Writers and Artists: Various
Editors: Steve Banes, Clizia Gussoni and Craig Yoe
Contributing Editors: Mike Howlett, Toxic Tommy O’Brien and Tillmann Courth
Often, there tends to be a bias against purchasing comics in reprints. This could be fueled by the speculator market, in which reprints or second printings might be seen as being inauthentic or worth less because they’re not the original. To that I say, comics are meant for reading. Value should be an afterthought. With that in mind, let’s discuss Haunted Horror #9, a comic consisting entirely of reprints of some of the most bizarre horror tales ever imagined. Curated by the fine folks at Yoe Comics, one of my personal favorite divisions of IDW, this book contains six stories (about 50 uninterrupted pages for $3.99) ranging from the truly bizarre alien invasion story “Ghosts from Mars” to the harrowing “Horror-Go-Round”.
First and foremost, these comics are a great read, and I doubt many will have read them unless they picked up the original issues.
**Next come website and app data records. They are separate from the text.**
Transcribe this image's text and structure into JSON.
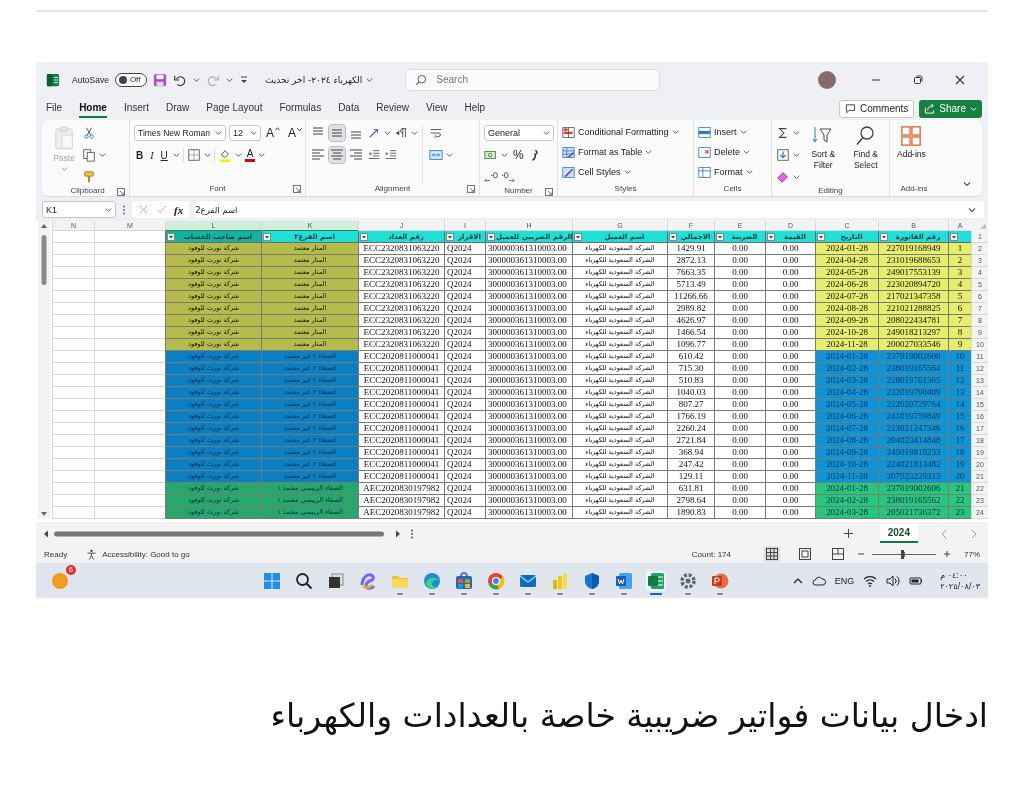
{
  "top_bar": {
    "autosave_label": "AutoSave",
    "autosave": {
      "label": "Off",
      "on": false
    },
    "file_title": "الكهرباء ٢٠٢٤- اخر تحديث",
    "search": {
      "placeholder": "Search"
    }
  },
  "ribbon_tabs": [
    {
      "label": "File",
      "selected": false
    },
    {
      "label": "Home",
      "selected": true
    },
    {
      "label": "Insert",
      "selected": false
    },
    {
      "label": "Draw",
      "selected": false
    },
    {
      "label": "Page Layout",
      "selected": false
    },
    {
      "label": "Formulas",
      "selected": false
    },
    {
      "label": "Data",
      "selected": false
    },
    {
      "label": "Review",
      "selected": false
    },
    {
      "label": "View",
      "selected": false
    },
    {
      "label": "Help",
      "selected": false
    }
  ],
  "comments_button": "Comments",
  "share_button": "Share",
  "ribbon_groups": [
    {
      "kind": "clipboard",
      "label": "Clipboard",
      "paste": {
        "label": "Paste",
        "disabled": true
      }
    },
    {
      "kind": "font",
      "label": "Font",
      "font_name": "Times New Roman",
      "font_size": "12",
      "grow": "A",
      "shrink": "A",
      "bold": "B",
      "italic": "I",
      "underline": "U",
      "font_color": "A"
    },
    {
      "kind": "alignment",
      "label": "Alignment",
      "vertical": [
        {
          "selected": false
        },
        {
          "selected": true
        },
        {
          "selected": false
        }
      ],
      "horizontal": [
        {
          "selected": false
        },
        {
          "selected": true
        },
        {
          "selected": false
        }
      ]
    },
    {
      "kind": "number",
      "label": "Number",
      "format": "General",
      "percent": "%"
    },
    {
      "kind": "styles",
      "label": "Styles",
      "buttons": [
        "Conditional Formatting",
        "Format as Table",
        "Cell Styles"
      ]
    },
    {
      "kind": "cells",
      "label": "Cells",
      "buttons": [
        "Insert",
        "Delete",
        "Format"
      ]
    },
    {
      "kind": "editing",
      "label": "Editing",
      "buttons": [
        "Sort & Filter",
        "Find & Select"
      ]
    },
    {
      "kind": "addins",
      "label": "Add-ins",
      "buttons": [
        "Add-ins"
      ]
    }
  ],
  "formula_bar": {
    "name_box": "K1",
    "fx": "fx",
    "value": "اسم الفرع2"
  },
  "table": {
    "header_row_number": "1",
    "columns": [
      {
        "letter": "N",
        "selected": false
      },
      {
        "letter": "M",
        "selected": false
      },
      {
        "letter": "L",
        "header": "اسم صاحب الحساب",
        "color": "#13b3a4",
        "filter": true,
        "selected": true
      },
      {
        "letter": "K",
        "header": "اسم الفرع٢",
        "color": "#1ee0d8",
        "filter": true,
        "selected": true
      },
      {
        "letter": "J",
        "header": "رقم العداد",
        "color": "#1ee0d8",
        "filter": true,
        "selected": false
      },
      {
        "letter": "I",
        "header": "الاقرار",
        "color": "#1ee0d8",
        "filter": true,
        "selected": false
      },
      {
        "letter": "H",
        "header": "الرقم الضريبي للعميل",
        "color": "#1ee0d8",
        "filter": true,
        "selected": false
      },
      {
        "letter": "G",
        "header": "اسم العميل",
        "color": "#1ee0d8",
        "filter": true,
        "selected": false
      },
      {
        "letter": "F",
        "header": "الاجمالي",
        "color": "#1ee0d8",
        "filter": true,
        "selected": false
      },
      {
        "letter": "E",
        "header": "الضريبة",
        "color": "#1ee0d8",
        "filter": true,
        "selected": false
      },
      {
        "letter": "D",
        "header": "القيمة",
        "color": "#1ee0d8",
        "filter": true,
        "selected": false
      },
      {
        "letter": "C",
        "header": "التاريخ",
        "color": "#1ee0d8",
        "filter": true,
        "selected": false
      },
      {
        "letter": "B",
        "header": "رقم الفاتورة",
        "color": "#1ee0d8",
        "filter": true,
        "selected": false
      },
      {
        "letter": "A",
        "color": "#1ee0d8",
        "filter": true,
        "selected": false
      }
    ],
    "rows": [
      {
        "row_number": "2",
        "color": "#e6ee6b",
        "branch": {
          "color": "#b6bc4b"
        },
        "cells": [
          "",
          "",
          "شركة نورث للوفود",
          "المنار معتمد",
          "ECC2320831063220",
          "Q2024",
          "300000361310003.00",
          "الشركة السعودية للكهرباء",
          "1429.91",
          "0.00",
          "0.00",
          "2024-01-28",
          "227019168949",
          "1"
        ]
      },
      {
        "row_number": "3",
        "color": "#e6ee6b",
        "branch": {
          "color": "#b6bc4b"
        },
        "cells": [
          "",
          "",
          "شركة نورث للوفود",
          "المنار معتمد",
          "ECC2320831063220",
          "Q2024",
          "300000361310003.00",
          "الشركة السعودية للكهرباء",
          "2872.13",
          "0.00",
          "0.00",
          "2024-04-28",
          "231019688653",
          "2"
        ]
      },
      {
        "row_number": "4",
        "color": "#e6ee6b",
        "branch": {
          "color": "#b6bc4b"
        },
        "cells": [
          "",
          "",
          "شركة نورث للوفود",
          "المنار معتمد",
          "ECC2320831063220",
          "Q2024",
          "300000361310003.00",
          "الشركة السعودية للكهرباء",
          "7663.35",
          "0.00",
          "0.00",
          "2024-05-28",
          "249017553139",
          "3"
        ]
      },
      {
        "row_number": "5",
        "color": "#e6ee6b",
        "branch": {
          "color": "#b6bc4b"
        },
        "cells": [
          "",
          "",
          "شركة نورث للوفود",
          "المنار معتمد",
          "ECC2320831063220",
          "Q2024",
          "300000361310003.00",
          "الشركة السعودية للكهرباء",
          "5713.49",
          "0.00",
          "0.00",
          "2024-06-28",
          "223020894720",
          "4"
        ]
      },
      {
        "row_number": "6",
        "color": "#e6ee6b",
        "branch": {
          "color": "#b6bc4b"
        },
        "cells": [
          "",
          "",
          "شركة نورث للوفود",
          "المنار معتمد",
          "ECC2320831063220",
          "Q2024",
          "300000361310003.00",
          "الشركة السعودية للكهرباء",
          "11266.66",
          "0.00",
          "0.00",
          "2024-07-28",
          "217021347358",
          "5"
        ]
      },
      {
        "row_number": "7",
        "color": "#e6ee6b",
        "branch": {
          "color": "#b6bc4b"
        },
        "cells": [
          "",
          "",
          "شركة نورث للوفود",
          "المنار معتمد",
          "ECC2320831063220",
          "Q2024",
          "300000361310003.00",
          "الشركة السعودية للكهرباء",
          "2989.82",
          "0.00",
          "0.00",
          "2024-08-28",
          "221021288825",
          "6"
        ]
      },
      {
        "row_number": "8",
        "color": "#e6ee6b",
        "branch": {
          "color": "#b6bc4b"
        },
        "cells": [
          "",
          "",
          "شركة نورث للوفود",
          "المنار معتمد",
          "ECC2320831063220",
          "Q2024",
          "300000361310003.00",
          "الشركة السعودية للكهرباء",
          "4626.97",
          "0.00",
          "0.00",
          "2024-09-28",
          "208022434781",
          "7"
        ]
      },
      {
        "row_number": "9",
        "color": "#e6ee6b",
        "branch": {
          "color": "#b6bc4b"
        },
        "cells": [
          "",
          "",
          "شركة نورث للوفود",
          "المنار معتمد",
          "ECC2320831063220",
          "Q2024",
          "300000361310003.00",
          "الشركة السعودية للكهرباء",
          "1466.54",
          "0.00",
          "0.00",
          "2024-10-28",
          "249018213297",
          "8"
        ]
      },
      {
        "row_number": "10",
        "color": "#e6ee6b",
        "branch": {
          "color": "#b6bc4b"
        },
        "cells": [
          "",
          "",
          "شركة نورث للوفود",
          "المنار معتمد",
          "ECC2320831063220",
          "Q2024",
          "300000361310003.00",
          "الشركة السعودية للكهرباء",
          "1096.77",
          "0.00",
          "0.00",
          "2024-11-28",
          "200027033546",
          "9"
        ]
      },
      {
        "row_number": "11",
        "color": "#0b95d6",
        "branch": {
          "color": "#0a80c2"
        },
        "cells": [
          "",
          "",
          "شركة نورث للوفود",
          "الصفاء ٢ غير معتمد",
          "ECC2020811000041",
          "Q2024",
          "300000361310003.00",
          "الشركة السعودية للكهرباء",
          "610.42",
          "0.00",
          "0.00",
          "2024-01-28",
          "237019002608",
          "10"
        ]
      },
      {
        "row_number": "12",
        "color": "#0b95d6",
        "branch": {
          "color": "#0a80c2"
        },
        "cells": [
          "",
          "",
          "شركة نورث للوفود",
          "الصفاء ٢ غير معتمد",
          "ECC2020811000041",
          "Q2024",
          "300000361310003.00",
          "الشركة السعودية للكهرباء",
          "715.30",
          "0.00",
          "0.00",
          "2024-02-28",
          "238019165564",
          "11"
        ]
      },
      {
        "row_number": "13",
        "color": "#0b95d6",
        "branch": {
          "color": "#0a80c2"
        },
        "cells": [
          "",
          "",
          "شركة نورث للوفود",
          "الصفاء ٢ غير معتمد",
          "ECC2020811000041",
          "Q2024",
          "300000361310003.00",
          "الشركة السعودية للكهرباء",
          "510.83",
          "0.00",
          "0.00",
          "2024-03-28",
          "228019761365",
          "12"
        ]
      },
      {
        "row_number": "14",
        "color": "#0b95d6",
        "branch": {
          "color": "#0a80c2"
        },
        "cells": [
          "",
          "",
          "شركة نورث للوفود",
          "الصفاء ٢ غير معتمد",
          "ECC2020811000041",
          "Q2024",
          "300000361310003.00",
          "الشركة السعودية للكهرباء",
          "1040.03",
          "0.00",
          "0.00",
          "2024-04-28",
          "232019790409",
          "13"
        ]
      },
      {
        "row_number": "15",
        "color": "#0b95d6",
        "branch": {
          "color": "#0a80c2"
        },
        "cells": [
          "",
          "",
          "شركة نورث للوفود",
          "الصفاء ٢ غير معتمد",
          "ECC2020811000041",
          "Q2024",
          "300000361310003.00",
          "الشركة السعودية للكهرباء",
          "807.27",
          "0.00",
          "0.00",
          "2024-05-28",
          "222020729764",
          "14"
        ]
      },
      {
        "row_number": "16",
        "color": "#0b95d6",
        "branch": {
          "color": "#0a80c2"
        },
        "cells": [
          "",
          "",
          "شركة نورث للوفود",
          "الصفاء ٢ غير معتمد",
          "ECC2020811000041",
          "Q2024",
          "300000361310003.00",
          "الشركة السعودية للكهرباء",
          "1766.19",
          "0.00",
          "0.00",
          "2024-06-28",
          "241019759849",
          "15"
        ]
      },
      {
        "row_number": "17",
        "color": "#0b95d6",
        "branch": {
          "color": "#0a80c2"
        },
        "cells": [
          "",
          "",
          "شركة نورث للوفود",
          "الصفاء ٢ غير معتمد",
          "ECC2020811000041",
          "Q2024",
          "300000361310003.00",
          "الشركة السعودية للكهرباء",
          "2260.24",
          "0.00",
          "0.00",
          "2024-07-28",
          "223021247346",
          "16"
        ]
      },
      {
        "row_number": "18",
        "color": "#0b95d6",
        "branch": {
          "color": "#0a80c2"
        },
        "cells": [
          "",
          "",
          "شركة نورث للوفود",
          "الصفاء ٢ غير معتمد",
          "ECC2020811000041",
          "Q2024",
          "300000361310003.00",
          "الشركة السعودية للكهرباء",
          "2721.84",
          "0.00",
          "0.00",
          "2024-08-28",
          "204023414848",
          "17"
        ]
      },
      {
        "row_number": "19",
        "color": "#0b95d6",
        "branch": {
          "color": "#0a80c2"
        },
        "cells": [
          "",
          "",
          "شركة نورث للوفود",
          "الصفاء ٢ غير معتمد",
          "ECC2020811000041",
          "Q2024",
          "300000361310003.00",
          "الشركة السعودية للكهرباء",
          "368.94",
          "0.00",
          "0.00",
          "2024-09-28",
          "245019818233",
          "18"
        ]
      },
      {
        "row_number": "20",
        "color": "#0b95d6",
        "branch": {
          "color": "#0a80c2"
        },
        "cells": [
          "",
          "",
          "شركة نورث للوفود",
          "الصفاء ٢ غير معتمد",
          "ECC2020811000041",
          "Q2024",
          "300000361310003.00",
          "الشركة السعودية للكهرباء",
          "247.42",
          "0.00",
          "0.00",
          "2024-10-28",
          "224021813482",
          "19"
        ]
      },
      {
        "row_number": "21",
        "color": "#0b95d6",
        "branch": {
          "color": "#0a80c2"
        },
        "cells": [
          "",
          "",
          "شركة نورث للوفود",
          "الصفاء ٢ غير معتمد",
          "ECC2020811000041",
          "Q2024",
          "300000361310003.00",
          "الشركة السعودية للكهرباء",
          "129.11",
          "0.00",
          "0.00",
          "2024-11-28",
          "207023229313",
          "20"
        ]
      },
      {
        "row_number": "22",
        "color": "#26c67d",
        "branch": {
          "color": "#25a86a"
        },
        "cells": [
          "",
          "",
          "شركة نورث للوفود",
          "الصفاء الرييسي معتمد ١",
          "AEC2020830197982",
          "Q2024",
          "300000361310003.00",
          "الشركة السعودية للكهرباء",
          "631.81",
          "0.00",
          "0.00",
          "2024-01-28",
          "237019002606",
          "21"
        ]
      },
      {
        "row_number": "23",
        "color": "#26c67d",
        "branch": {
          "color": "#25a86a"
        },
        "cells": [
          "",
          "",
          "شركة نورث للوفود",
          "الصفاء الرييسي معتمد ١",
          "AEC2020830197982",
          "Q2024",
          "300000361310003.00",
          "الشركة السعودية للكهرباء",
          "2798.64",
          "0.00",
          "0.00",
          "2024-02-28",
          "238019165562",
          "22"
        ]
      },
      {
        "row_number": "24",
        "color": "#26c67d",
        "branch": {
          "color": "#25a86a"
        },
        "cells": [
          "",
          "",
          "شركة نورث للوفود",
          "الصفاء الرييسي معتمد ١",
          "AEC2020830197982",
          "Q2024",
          "300000361310003.00",
          "الشركة السعودية للكهرباء",
          "1890.83",
          "0.00",
          "0.00",
          "2024-03-28",
          "205021736372",
          "23"
        ]
      }
    ]
  },
  "sheet_tabs": [
    {
      "label": "2024",
      "selected": true
    }
  ],
  "status_bar": {
    "mode": "Ready",
    "accessibility": "Accessibility: Good to go",
    "count": "Count: 174",
    "views": [
      {
        "selected": true
      },
      {
        "selected": false
      },
      {
        "selected": false
      }
    ],
    "zoom": {
      "level": 0.47,
      "reading": "77%"
    }
  },
  "taskbar": {
    "notification_count": "6",
    "apps": [
      {
        "kind": "start",
        "running": false,
        "active": false
      },
      {
        "kind": "search",
        "running": false,
        "active": false
      },
      {
        "kind": "taskview",
        "running": false,
        "active": false
      },
      {
        "kind": "copilot",
        "running": false,
        "active": false
      },
      {
        "kind": "folder",
        "running": true,
        "active": false
      },
      {
        "kind": "browser",
        "running": true,
        "active": false
      },
      {
        "kind": "store",
        "running": true,
        "active": false
      },
      {
        "kind": "ring",
        "running": true,
        "active": false
      },
      {
        "kind": "mail",
        "running": true,
        "active": false
      },
      {
        "kind": "bars",
        "running": true,
        "active": false
      },
      {
        "kind": "shield",
        "running": true,
        "active": false
      },
      {
        "kind": "doc",
        "running": true,
        "active": false
      },
      {
        "kind": "sheet",
        "running": true,
        "active": true
      },
      {
        "kind": "gear",
        "running": true,
        "active": false
      },
      {
        "kind": "slides",
        "running": true,
        "active": false
      }
    ],
    "language": "ENG",
    "time": "٠٤:٠٠ م",
    "date": "٢٠٢٥/٠٨/٠٣"
  },
  "caption": "ادخال بيانات فواتير ضريبية خاصة بالعدادات والكهرباء"
}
It’s always educational to see how later writers and artists may have been influenced by earlier styles, and the book’s closer, “Horror-Go-Round,” reminds me especially of Francesco Francavilla, with the cool coloring choices used to evoke moods of suspense and terror as two brothers investigate the grisly creatures assembled on a local merry-go-round. Two other stories that I found to be comical at times were “Return of the Ghoul,” about a zombie wreaking havoc in a nearby town, and “Absent-Minded Professor,” about a professor who keeps getting into accidents because of his lack of focus.
But perhaps more important with reprints is the quality at which the pages are restored, and I assure you, despite their older appearance, there has been some care put into making these pages readable. Notice how the pages are white instead of yellow and how the ink doesn’t appear smudged? You didn’t? That’s because everyone did their jobs. What I appreciate about this book is that the colors have been made readable, but they haven’t been updated for a modern audience. These comics are presented as artifacts of their time, and I prefer it that way—flaws and all.
Although I recognize that every book these days is a hard-fought battle for your cash, I assure you that you can’t go wrong with Haunted Horror. Any fan of old EC titles will be sure to love this book, and this issue has convinced me to pick up the collection when I get my next paycheck. And trust me, “Ghosts from Mars” is worth the asking price alone. Damn is that story weird.
Kenneth Kimbrough is a comics historian and writer. You can follow his year of making comics at kennyfromthecomicstore.blogspot.com